Rival city councillors have struck peace over Toronto’s most famous site of war.
Six months after an public works meeting ended in acrimony and accusations that suburban councillors loyal to Mayor Rob Ford had spiked plans for a bridge in a downtown ward out of spite, the two sides settled on a cheaper new design on Thursday.
“Absolutely I feel vindicated,” said Councillor David Shiner, who incurred the brunt of the left-leaning faction’s wrath for introducing a motion that many believed would effectively kill the Fort York Pedestrian and Cycle Bridge last April. “I said then, ‘I’m not trying kill a bridge, I just want to do it within a budget that we can afford to do it.’”

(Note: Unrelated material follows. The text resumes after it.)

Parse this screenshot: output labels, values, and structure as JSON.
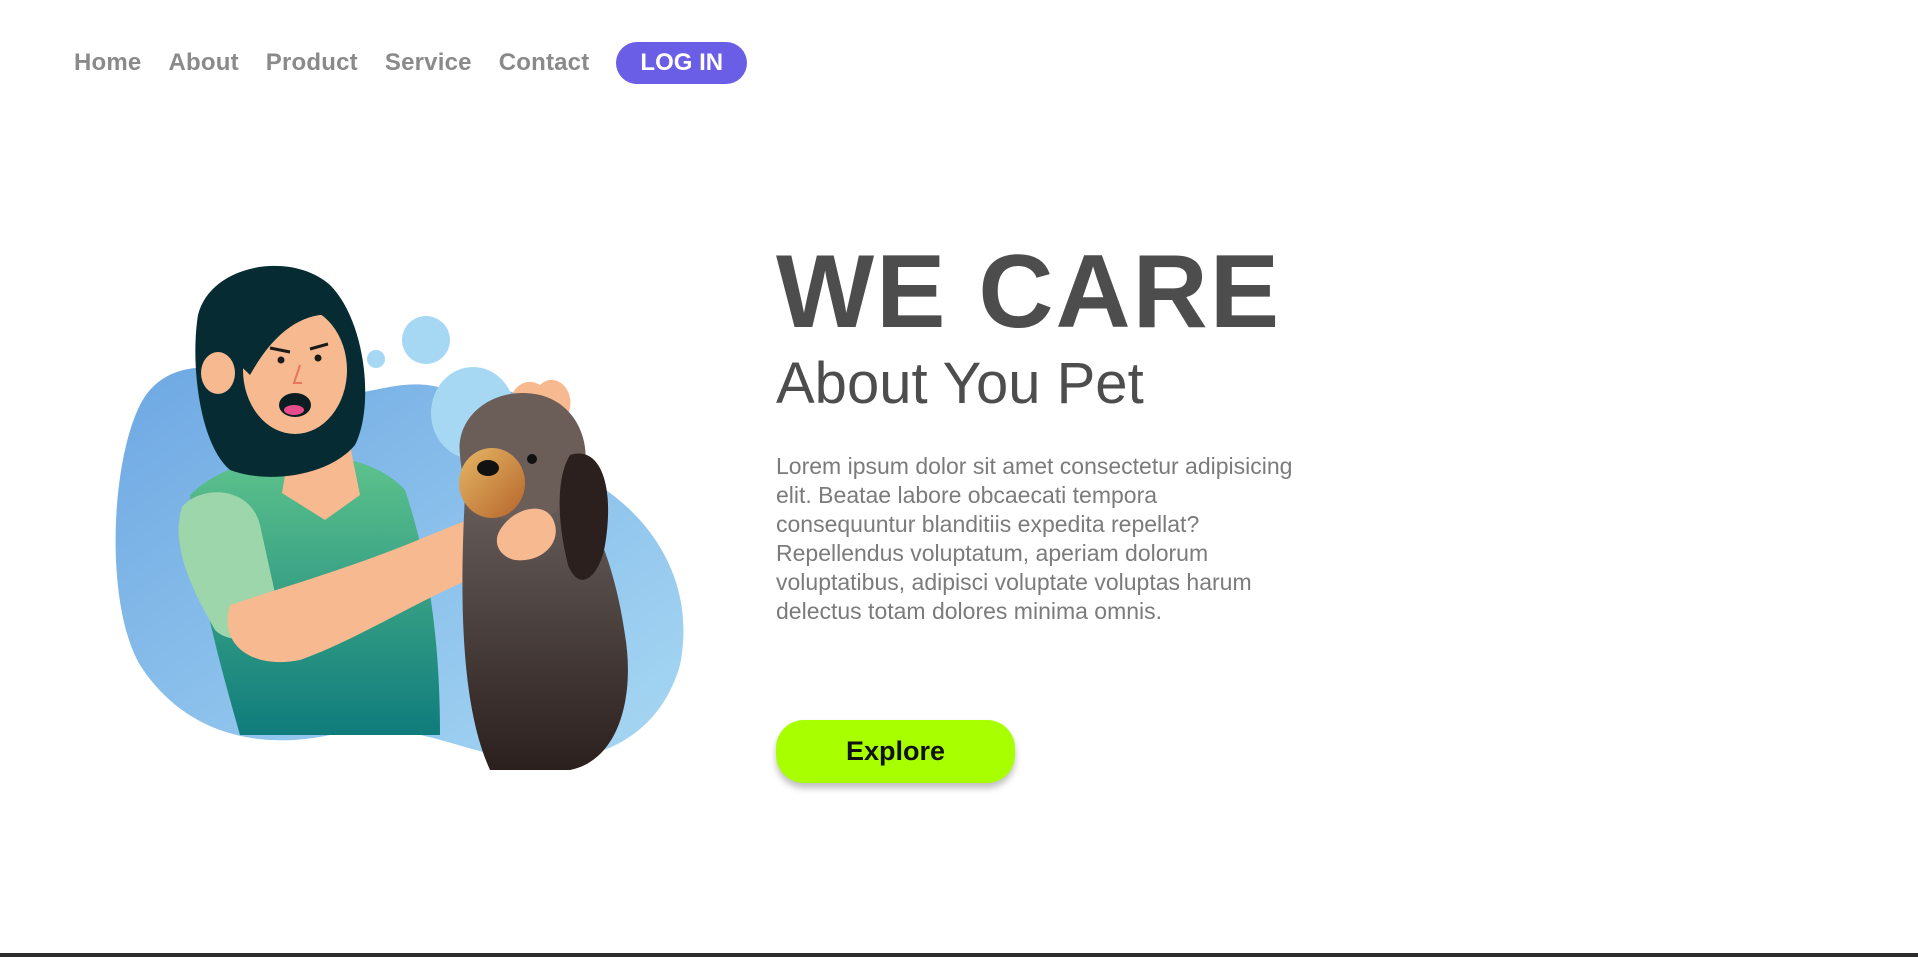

The committee green-lighted three designs priced from $18-million to $20-million, and handed responsibility for choosing a final model to city planners. The three designs are shorter than the original, but retain much of its curved configuration. The new plan would use at least $5-million in municipal levies on nearby developments and also incorporate sales of adjacent lands – the so-called Ordnance Triangle – to offset the final cost.
The original Fork York bridge design consisted of two curved 100-metres decks crossing from Stanley Park (near the intersection of Wellington Street West and Strachan Avenue) to the western tip of Fort York, currently isolated from foot or bike traffic by roadways and concrete. The intent was to liberate the historic site from its concrete surroundings and connect the downtown with booming developments along the lakeshore currently separated by railroad tracks and the Gardiner Expressway.
But the $26-million price-tag – $4.4-million of which was financed by the fund intended for refurbishing old city bridges – proved too dear for right-leaning councillors who voted to defer its construction. That decision meant the city would lose a brief construction window offered by Metrolinx that would have timed the bridge’s opening for War of 1812 bicentennial celebrations next year.
In the weeks following that spring decision, residents and urban planning buffs launched an backlash campaign that gave local Councillor Mike Layton a formidable mandate to work both in public and behind the scenes to keep bridge plans alive.
In recent weeks, he said he has been working closely on designs with the mayor’s office and Mr. Shiner – the very councillor he once admonished for deep-sixing the bridge.
“We were all rowing in the same direction to get maximum possible value out of the site,” Mr. Layton said. “There was a lot of negotiation getting all sides to come together to make sure we ended up getting an appropriate bridge, the park and what will hopefully be a good development down there.”
Rather than rely on one central span supported by a column, the new plans actually propose two separate spans connected in the middle by an earth berm that would provide access to a park and residential developments to be built on and around the Ordnance lands.
“The first bridge actually skipped over the 1,000 people who will be located in that quadrant and gave them no connectivity,” said Mr. Shiner. “This is a better plan, this is a tremendous plan.”
The bridge is still a long way off: Metrolinx won’t be able to provide another construction window until 2014, well after the bicentennial. That didn’t seem to bother Mr. Shiner.
“I don’t think any American coming up here to celebrate us beating them in the War of 1812 is really going to be upset that we don’t have a bridge to celebrate,” he said.